### What the exercise asks
The response must consist of the records below, copied exactly.

**** Data for review

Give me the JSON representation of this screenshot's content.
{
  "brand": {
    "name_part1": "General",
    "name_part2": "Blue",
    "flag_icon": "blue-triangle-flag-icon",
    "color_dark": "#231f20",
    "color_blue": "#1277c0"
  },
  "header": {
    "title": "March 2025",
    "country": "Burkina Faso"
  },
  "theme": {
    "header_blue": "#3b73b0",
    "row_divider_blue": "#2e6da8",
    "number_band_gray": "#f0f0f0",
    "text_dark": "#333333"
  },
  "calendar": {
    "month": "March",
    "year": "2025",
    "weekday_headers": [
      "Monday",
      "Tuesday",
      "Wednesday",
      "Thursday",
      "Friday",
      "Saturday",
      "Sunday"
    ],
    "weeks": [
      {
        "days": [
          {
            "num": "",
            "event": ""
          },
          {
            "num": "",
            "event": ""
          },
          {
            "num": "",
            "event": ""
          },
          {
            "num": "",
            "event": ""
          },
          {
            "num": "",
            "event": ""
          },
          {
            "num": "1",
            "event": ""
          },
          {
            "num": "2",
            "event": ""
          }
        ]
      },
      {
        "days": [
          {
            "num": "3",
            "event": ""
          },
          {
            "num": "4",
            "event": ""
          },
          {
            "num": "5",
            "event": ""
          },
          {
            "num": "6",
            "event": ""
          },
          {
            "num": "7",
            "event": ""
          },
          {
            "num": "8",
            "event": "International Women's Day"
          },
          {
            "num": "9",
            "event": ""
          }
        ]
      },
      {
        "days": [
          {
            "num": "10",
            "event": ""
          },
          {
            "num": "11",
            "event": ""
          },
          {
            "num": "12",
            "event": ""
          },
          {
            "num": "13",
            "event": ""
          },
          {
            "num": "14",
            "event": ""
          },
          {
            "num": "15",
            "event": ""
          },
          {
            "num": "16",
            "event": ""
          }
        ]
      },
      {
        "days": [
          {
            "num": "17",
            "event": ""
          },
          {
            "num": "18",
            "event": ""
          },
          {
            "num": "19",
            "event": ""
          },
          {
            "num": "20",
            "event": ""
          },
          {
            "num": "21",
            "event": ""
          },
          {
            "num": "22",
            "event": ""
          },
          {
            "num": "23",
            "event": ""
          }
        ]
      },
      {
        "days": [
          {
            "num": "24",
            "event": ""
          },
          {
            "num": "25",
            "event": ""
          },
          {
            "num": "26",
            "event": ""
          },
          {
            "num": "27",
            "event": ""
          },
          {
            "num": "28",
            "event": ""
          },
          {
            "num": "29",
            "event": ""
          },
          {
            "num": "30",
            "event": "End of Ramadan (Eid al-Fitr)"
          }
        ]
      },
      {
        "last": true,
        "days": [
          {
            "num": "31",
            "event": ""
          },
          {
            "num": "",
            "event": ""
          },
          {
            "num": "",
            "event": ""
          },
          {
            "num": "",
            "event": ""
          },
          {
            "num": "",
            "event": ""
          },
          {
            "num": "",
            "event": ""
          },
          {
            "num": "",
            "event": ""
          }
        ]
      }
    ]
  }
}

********

### Finished exercise
Give me the JSON representation of this screenshot's content.
{
  "brand": {
    "name_part1": "General",
    "name_part2": "Blue",
    "flag_icon": "blue-triangle-flag-icon",
    "color_dark": "#231f20",
    "color_blue": "#1277c0"
  },
  "header": {
    "title": "March 2025",
    "country": "Burkina Faso"
  },
  "theme": {
    "header_blue": "#3b73b0",
    "row_divider_blue": "#2e6da8",
    "number_band_gray": "#f0f0f0",
    "text_dark": "#333333"
  },
  "calendar": {
    "month": "March",
    "year": "2025",
    "weekday_headers": [
      "Monday",
      "Tuesday",
      "Wednesday",
      "Thursday",
      "Friday",
      "Saturday",
      "Sunday"
    ],
    "weeks": [
      {
        "days": [
          {
            "num": "",
            "event": ""
          },
          {
            "num": "",
            "event": ""
          },
          {
            "num": "",
            "event": ""
          },
          {
            "num": "",
            "event": ""
          },
          {
            "num": "",
            "event": ""
          },
          {
            "num": "1",
            "event": ""
          },
          {
            "num": "2",
            "event": ""
          }
        ]
      },
      {
        "days": [
          {
            "num": "3",
            "event": ""
          },
          {
            "num": "4",
            "event": ""
          },
          {
            "num": "5",
            "event": ""
          },
          {
            "num": "6",
            "event": ""
          },
          {
            "num": "7",
            "event": ""
          },
          {
            "num": "8",
            "event": "International Women's Day"
          },
          {
            "num": "9",
            "event": ""
          }
        ]
      },
      {
        "days": [
          {
            "num": "10",
            "event": ""
          },
          {
            "num": "11",
            "event": ""
          },
          {
            "num": "12",
            "event": ""
          },
          {
            "num": "13",
            "event": ""
          },
          {
            "num": "14",
            "event": ""
          },
          {
            "num": "15",
            "event": ""
          },
          {
            "num": "16",
            "event": ""
          }
        ]
      },
      {
        "days": [
          {
            "num": "17",
            "event": ""
          },
          {
            "num": "18",
            "event": ""
          },
          {
            "num": "19",
            "event": ""
          },
          {
            "num": "20",
            "event": ""
          },
          {
            "num": "21",
            "event": ""
          },
          {
            "num": "22",
            "event": ""
          },
          {
            "num": "23",
            "event": ""
          }
        ]
      },
      {
        "days": [
          {
            "num": "24",
            "event": ""
          },
          {
            "num": "25",
            "event": ""
          },
          {
            "num": "26",
            "event": ""
          },
          {
            "num": "27",
            "event": ""
          },
          {
            "num": "28",
            "event": ""
          },
          {
            "num": "29",
            "event": ""
          },
          {
            "num": "30",
            "event": "End of Ramadan (Eid al-Fitr)"
          }
        ]
      },
      {
        "last": true,
        "days": [
          {
            "num": "31",
            "event": ""
          },
          {
            "num": "",
            "event": ""
          },
          {
            "num": "",
            "event": ""
          },
          {
            "num": "",
            "event": ""
          },
          {
            "num": "",
            "event": ""
          },
          {
            "num": "",
            "event": ""
          },
          {
            "num": "",
            "event": ""
          }
        ]
      }
    ]
  }
}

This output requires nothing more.